Severance had been previously diagnosed with schizophrenia, which was largely left untreated, and he would not let a doctor examine him as part of his legal defense. He did not use insanity as a defense however his attorneys tried to convince jurors that his bizarre and rambling writings portray on a man struggling with mental illness, not the confessions of a killer.
Porter called Severance's personal writings a manifesto of hate that spelled out his motive, his weapons and bullet of choice and the methods used in the three slayings.
Porter said the writings were too much for the defense to simply "explain away."

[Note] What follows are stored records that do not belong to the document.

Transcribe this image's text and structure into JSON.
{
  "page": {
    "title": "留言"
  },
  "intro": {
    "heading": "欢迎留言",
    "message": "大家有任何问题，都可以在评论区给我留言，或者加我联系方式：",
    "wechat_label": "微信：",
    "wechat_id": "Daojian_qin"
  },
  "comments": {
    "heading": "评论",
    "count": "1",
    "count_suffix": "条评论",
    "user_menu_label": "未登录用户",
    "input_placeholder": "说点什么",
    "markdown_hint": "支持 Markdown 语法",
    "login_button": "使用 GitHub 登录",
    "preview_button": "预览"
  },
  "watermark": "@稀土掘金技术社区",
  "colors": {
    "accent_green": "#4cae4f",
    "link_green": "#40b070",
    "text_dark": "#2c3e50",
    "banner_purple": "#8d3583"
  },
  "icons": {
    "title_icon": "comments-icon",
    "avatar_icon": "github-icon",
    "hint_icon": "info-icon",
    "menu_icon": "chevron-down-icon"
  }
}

"At no point in this case did I ever think that Charles Severance was legally incompetent to stand trial or legally insane at the time of the offense," Porter said.

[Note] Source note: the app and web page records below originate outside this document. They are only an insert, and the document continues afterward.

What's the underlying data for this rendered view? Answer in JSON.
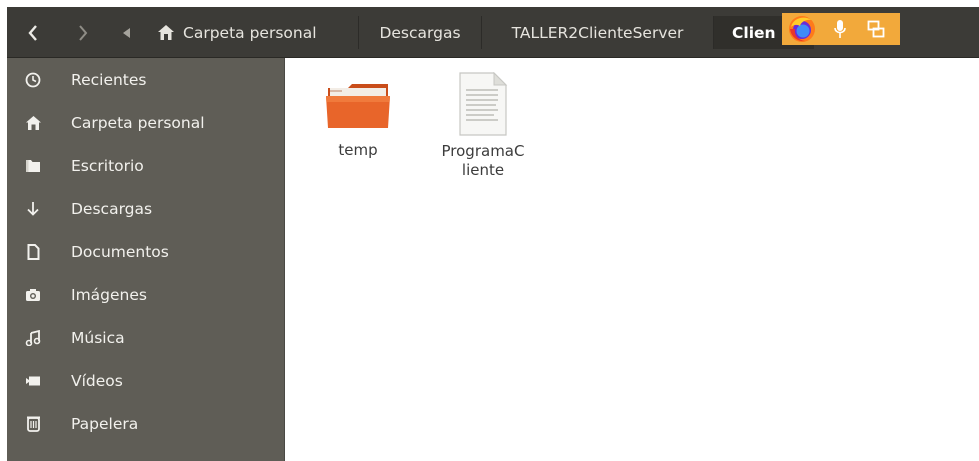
{
  "header": {
    "breadcrumbs": [
      {
        "label": "Carpeta personal",
        "icon": "home-icon"
      },
      {
        "label": "Descargas"
      },
      {
        "label": "TALLER2ClienteServer"
      },
      {
        "label": "Clien"
      }
    ],
    "tray_icons": [
      "firefox-icon",
      "microphone-icon",
      "window-switch-icon"
    ]
  },
  "sidebar": {
    "items": [
      {
        "label": "Recientes",
        "icon": "clock-icon"
      },
      {
        "label": "Carpeta personal",
        "icon": "home-icon"
      },
      {
        "label": "Escritorio",
        "icon": "folder-icon"
      },
      {
        "label": "Descargas",
        "icon": "download-icon"
      },
      {
        "label": "Documentos",
        "icon": "document-icon"
      },
      {
        "label": "Imágenes",
        "icon": "camera-icon"
      },
      {
        "label": "Música",
        "icon": "music-icon"
      },
      {
        "label": "Vídeos",
        "icon": "video-icon"
      },
      {
        "label": "Papelera",
        "icon": "trash-icon"
      }
    ]
  },
  "files": [
    {
      "name": "temp",
      "type": "folder"
    },
    {
      "name_line1": "ProgramaC",
      "name_line2": "liente",
      "type": "text-file"
    }
  ],
  "colors": {
    "header_bg": "#3c3b37",
    "sidebar_bg": "#5f5d56",
    "folder_orange": "#e8652a",
    "tray_bg": "#f2a93b"
  }
}
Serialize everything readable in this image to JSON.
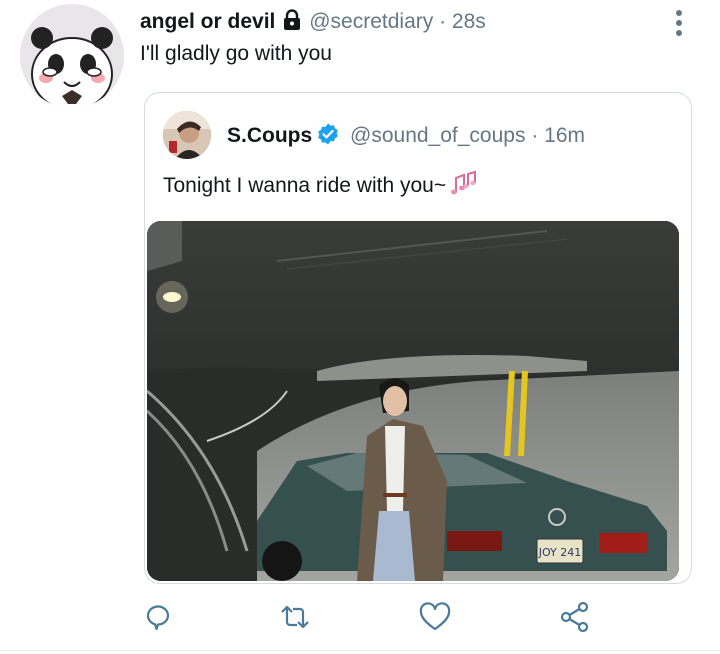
{
  "tweet": {
    "author_name": "angel or devil",
    "handle": "@secretdiary",
    "time": "· 28s",
    "text": "I'll gladly go with you"
  },
  "quoted_tweet": {
    "author_name": "S.Coups",
    "handle": "@sound_of_coups",
    "time": "· 16m",
    "text": "Tonight I wanna ride with you~",
    "license_plate": "JOY 241"
  },
  "icons": {
    "lock": "lock-icon",
    "more": "more-vertical-icon",
    "verified": "verified-badge-icon",
    "music": "music-notes-emoji",
    "reply": "reply-icon",
    "retweet": "retweet-icon",
    "like": "heart-icon",
    "share": "share-icon"
  },
  "colors": {
    "accent": "#1da1f2",
    "muted": "#657786",
    "icon": "#4a7a9a",
    "text": "#14171a"
  }
}
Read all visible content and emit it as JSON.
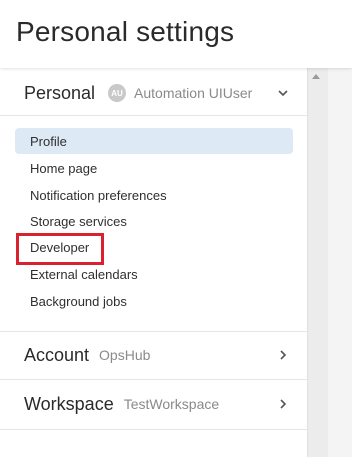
{
  "header": {
    "title": "Personal settings"
  },
  "personal": {
    "title": "Personal",
    "avatar_initials": "AU",
    "user_name": "Automation UIUser",
    "items": [
      {
        "label": "Profile",
        "active": true
      },
      {
        "label": "Home page"
      },
      {
        "label": "Notification preferences"
      },
      {
        "label": "Storage services"
      },
      {
        "label": "Developer",
        "highlighted": true
      },
      {
        "label": "External calendars"
      },
      {
        "label": "Background jobs"
      }
    ]
  },
  "account": {
    "title": "Account",
    "value": "OpsHub"
  },
  "workspace": {
    "title": "Workspace",
    "value": "TestWorkspace"
  },
  "colors": {
    "active_bg": "#dde9f5",
    "highlight": "#d9212f",
    "muted_text": "#8a8a8a"
  }
}
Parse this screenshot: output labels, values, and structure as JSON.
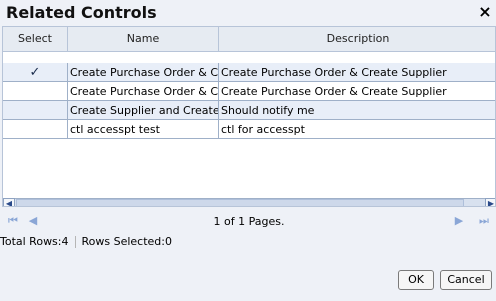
{
  "dialog": {
    "title": "Related Controls",
    "close": "×"
  },
  "grid": {
    "headers": {
      "select": "Select",
      "name": "Name",
      "description": "Description"
    },
    "rows": [
      {
        "select": "✓",
        "name": "Create Purchase Order & Crea",
        "description": "Create Purchase Order & Create Supplier"
      },
      {
        "select": "",
        "name": "Create Purchase Order & Crea",
        "description": "Create Purchase Order & Create Supplier"
      },
      {
        "select": "",
        "name": "Create Supplier and Create PO",
        "description": "Should notify me"
      },
      {
        "select": "",
        "name": "ctl accesspt test",
        "description": "ctl for accesspt"
      }
    ],
    "scroll": {
      "left": "◀",
      "right": "▶"
    }
  },
  "pager": {
    "first": "⏮",
    "prev": "◀",
    "next": "▶",
    "last": "⏭",
    "info": "1 of 1 Pages."
  },
  "status": {
    "total": "Total Rows:4",
    "selected": "Rows Selected:0"
  },
  "buttons": {
    "ok": "OK",
    "cancel": "Cancel"
  }
}
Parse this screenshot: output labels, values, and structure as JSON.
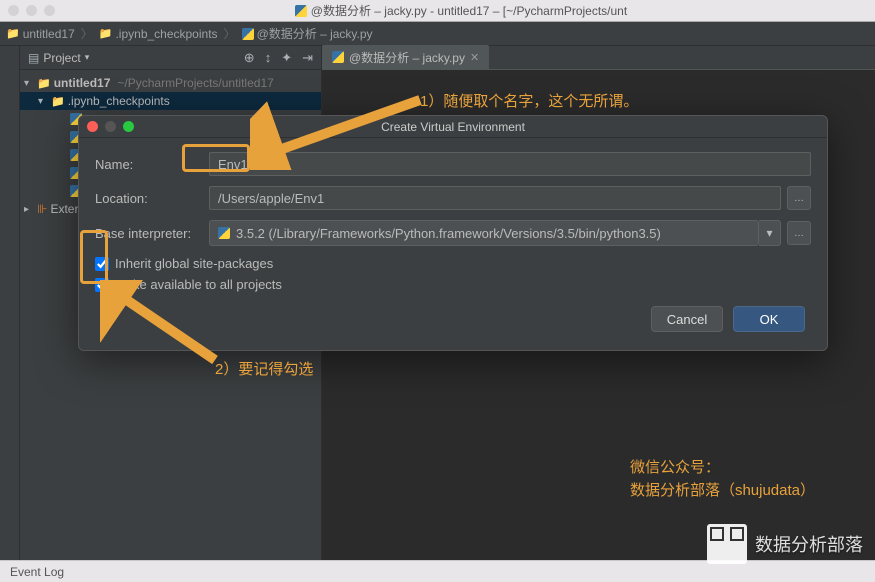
{
  "window": {
    "title": "@数据分析 – jacky.py - untitled17 – [~/PycharmProjects/unt"
  },
  "breadcrumb": {
    "project": "untitled17",
    "folder": ".ipynb_checkpoints",
    "file": "@数据分析 – jacky.py"
  },
  "sidebar": {
    "title": "Project",
    "project_name": "untitled17",
    "project_path": "~/PycharmProjects/untitled17",
    "checkpoints": ".ipynb_checkpoints",
    "external": "External Libraries",
    "toolbar": {
      "collapse": "⇤",
      "settings": "⚙",
      "sync": "⟳",
      "hide": "⇥"
    }
  },
  "editor": {
    "tab_label": "@数据分析 – jacky.py"
  },
  "dialog": {
    "title": "Create Virtual Environment",
    "name_label": "Name:",
    "name_value": "Env1",
    "location_label": "Location:",
    "location_value": "/Users/apple/Env1",
    "interpreter_label": "Base interpreter:",
    "interpreter_value": "3.5.2 (/Library/Frameworks/Python.framework/Versions/3.5/bin/python3.5)",
    "inherit_label": "Inherit global site-packages",
    "available_label": "Make available to all projects",
    "cancel": "Cancel",
    "ok": "OK"
  },
  "annotations": {
    "note1": "1）随便取个名字，这个无所谓。",
    "note2": "2）要记得勾选",
    "wechat_line1": "微信公众号：",
    "wechat_line2": "数据分析部落（shujudata）",
    "brand": "数据分析部落"
  },
  "statusbar": {
    "event_log": "Event Log"
  }
}
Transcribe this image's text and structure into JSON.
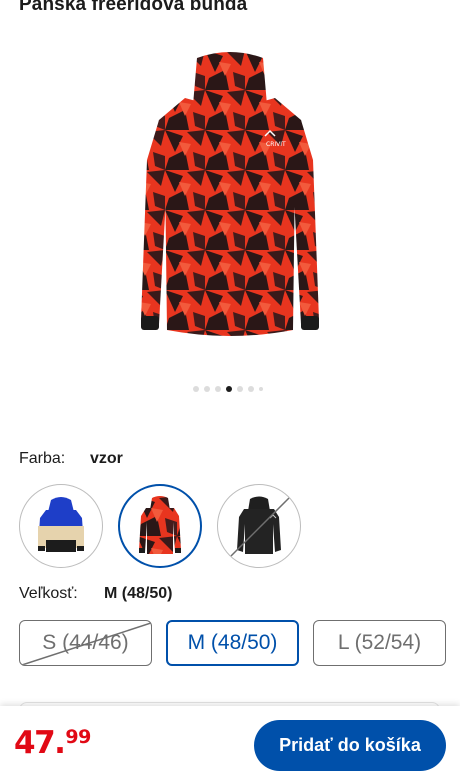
{
  "product": {
    "title": "Pánska freeridová bunda",
    "brand_logo": "CRIVIT"
  },
  "gallery": {
    "image_count": 7,
    "active_index": 3
  },
  "color": {
    "label": "Farba:",
    "selected": "vzor",
    "options": [
      {
        "name": "blue-beige-black",
        "available": true,
        "selected": false
      },
      {
        "name": "red-pattern",
        "available": true,
        "selected": true
      },
      {
        "name": "black",
        "available": false,
        "selected": false
      }
    ]
  },
  "size": {
    "label": "Veľkosť:",
    "selected": "M (48/50)",
    "options": [
      {
        "label": "S (44/46)",
        "available": false,
        "selected": false
      },
      {
        "label": "M (48/50)",
        "available": true,
        "selected": true
      },
      {
        "label": "L (52/54)",
        "available": true,
        "selected": false
      }
    ]
  },
  "price": {
    "integer": "47.",
    "decimal": "99",
    "color": "#e10915"
  },
  "cart": {
    "button_label": "Pridať do košíka",
    "color": "#0050aa"
  }
}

He said spending the rest of his life in prison will be difficult for Severance.
Jury: 3 life sentences
No mercy for a 'monster'

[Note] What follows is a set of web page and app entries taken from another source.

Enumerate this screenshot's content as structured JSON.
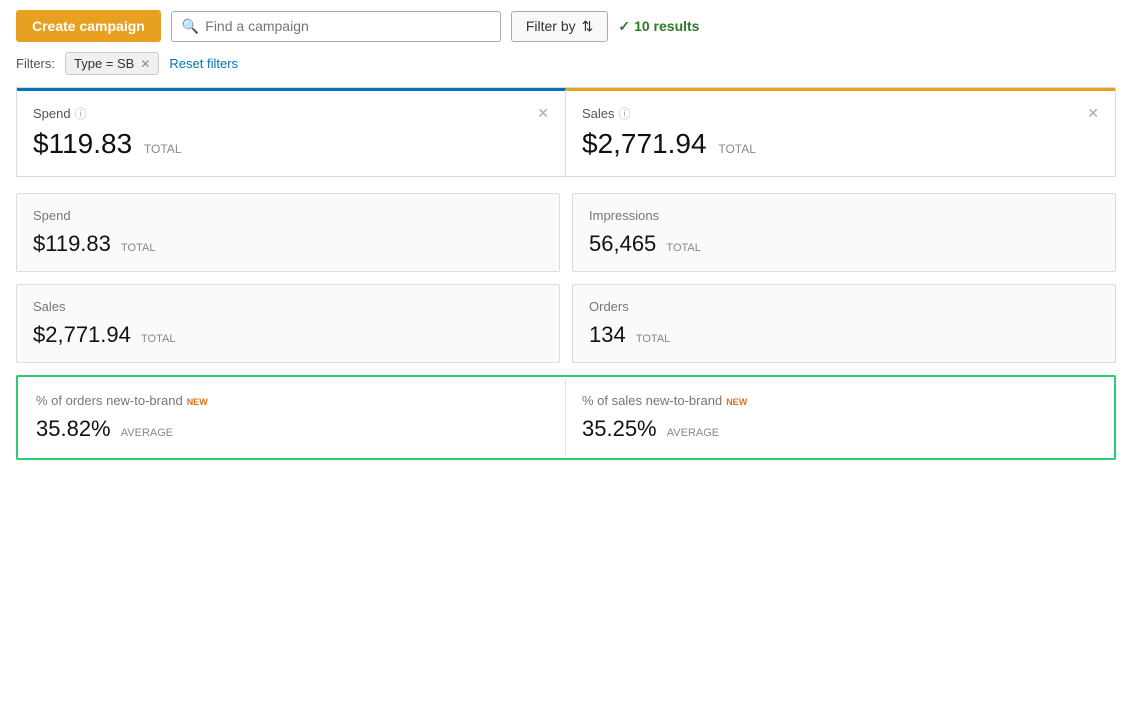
{
  "topbar": {
    "create_btn": "Create campaign",
    "search_placeholder": "Find a campaign",
    "filter_btn": "Filter by",
    "filter_icon": "⇅",
    "results_count": "10 results"
  },
  "filters": {
    "label": "Filters:",
    "active_filter": "Type = SB",
    "reset_label": "Reset filters"
  },
  "summary_cards": [
    {
      "title": "Spend",
      "value": "$119.83",
      "unit": "TOTAL"
    },
    {
      "title": "Sales",
      "value": "$2,771.94",
      "unit": "TOTAL"
    }
  ],
  "metric_cards": [
    {
      "title": "Spend",
      "value": "$119.83",
      "unit": "TOTAL"
    },
    {
      "title": "Impressions",
      "value": "56,465",
      "unit": "TOTAL"
    },
    {
      "title": "Sales",
      "value": "$2,771.94",
      "unit": "TOTAL"
    },
    {
      "title": "Orders",
      "value": "134",
      "unit": "TOTAL"
    }
  ],
  "ntb_cards": [
    {
      "title": "% of orders new-to-brand",
      "badge": "NEW",
      "value": "35.82%",
      "unit": "AVERAGE"
    },
    {
      "title": "% of sales new-to-brand",
      "badge": "NEW",
      "value": "35.25%",
      "unit": "AVERAGE"
    }
  ],
  "colors": {
    "create_btn": "#e8a020",
    "spend_bar": "#0073bb",
    "sales_bar": "#e8a020",
    "results_green": "#2a7a2a",
    "ntb_border": "#2ecc71",
    "new_badge": "#e07020"
  }
}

Prosecutors asked jurors to offer no mercy to Severance as they contemplate his prison sentence.
"He showed no mercy. There's no remorse," said attorney James Entas of Severance, who delivered "chaos and terror to the city of Alexandria."
He told jurors that it was fitting they deliberated over Halloween weekend. "You have delivered justice to a monster."
Severance's defense team offered no witnesses to counter the tearful statements of the three victims' families.
Defense attorney Chris Leibig acknowledge that grief in his statements. But he blamed t he murders on Severance's documented but largely untreated schizophrenia.
After his illness was initially diagnosed, his family tried to get him the mental health care he needed.
"They did what they could. it just didn't work," Leibig said.
Dunning was a 'rock'
Nancy Dunning's family, minus her husband who died in 2013, told the jury that more than a decade later, there is no way to quantify the loss and grief. .
"We miss her more than I could say," her daughter Elizabeth Dunning said.
She asked the jury to imagine her telling her young children about how their grandmother died. When that day comes, she wants to know that the man responsible will be behind bars, where he can no longer hurt anyone.
Dunning was a realtor and her husband Jim Dunning was the city's sheriff at the time she was killed. her husband and son found her after she was late meeting them for lunch.
"She was my rock," her sister Patty Moran said. "I am mad and sad."
Ron Kirby's former wife of 23 years Molly Kirby thanked the jury for their guilty verdict.
Together the couple adopted and raised two children and remained close after divorcing.
Kirby's wife Anne Haynes called him the love of her life and wanted jurors to see a photo of the pair together just after Kirby gave Haynes a bouquet of flowers. The color image was circulated among the jurors.
"He was part of who I was and I will never be the same. I am truly lost without him," she said.
His daughter Marilyn Kirby cried as she told the jury of the hole in her heart and spirit.
Victim's family speaks: We are far from all right
During the sentencing phase of the trial member of the Lodato family testified about the music teacher and lifelong Alexandria resident.
Her husband Norm spoke about the loss of his wife of 36 years. They met in elementary school.
"My wife's work was music and joy, not this horror," Norm Lodato said. "Ruthanne was a force that can never be replaced or forgotten."
But they won't get to grow old together, daughter Lucia Lodato said. The 32-year-old also spoke about being pregnant with what would have been Lodato's first grandchild.
"She was far from finished being my mom," she said. "She was my sounding board, my role model."
Lodato's younger brother Greg Giammittorio told jurors that "We are far from all right."
WTOP's Dick Uliano contributed to this report from Fairfax, Virginia, and Amanda Iacone reported from Washington.
Nancy Dunning, 56, was found dead in her Alexandria home on Dec. 5, 2013. (Alexandria Police Dept.)
A photo from Ron Kirby and Anne Gray Haynes' wedding album. He was shot and killed at the front door of his home on Nov. 11, 203. He was 69. (WTOP File Photo/Megan Cloherty)
Ruthanne Lodato, 59, was shot at her front door on Feb. 6, 2014. She died later that day. (Courtesy Lodato family)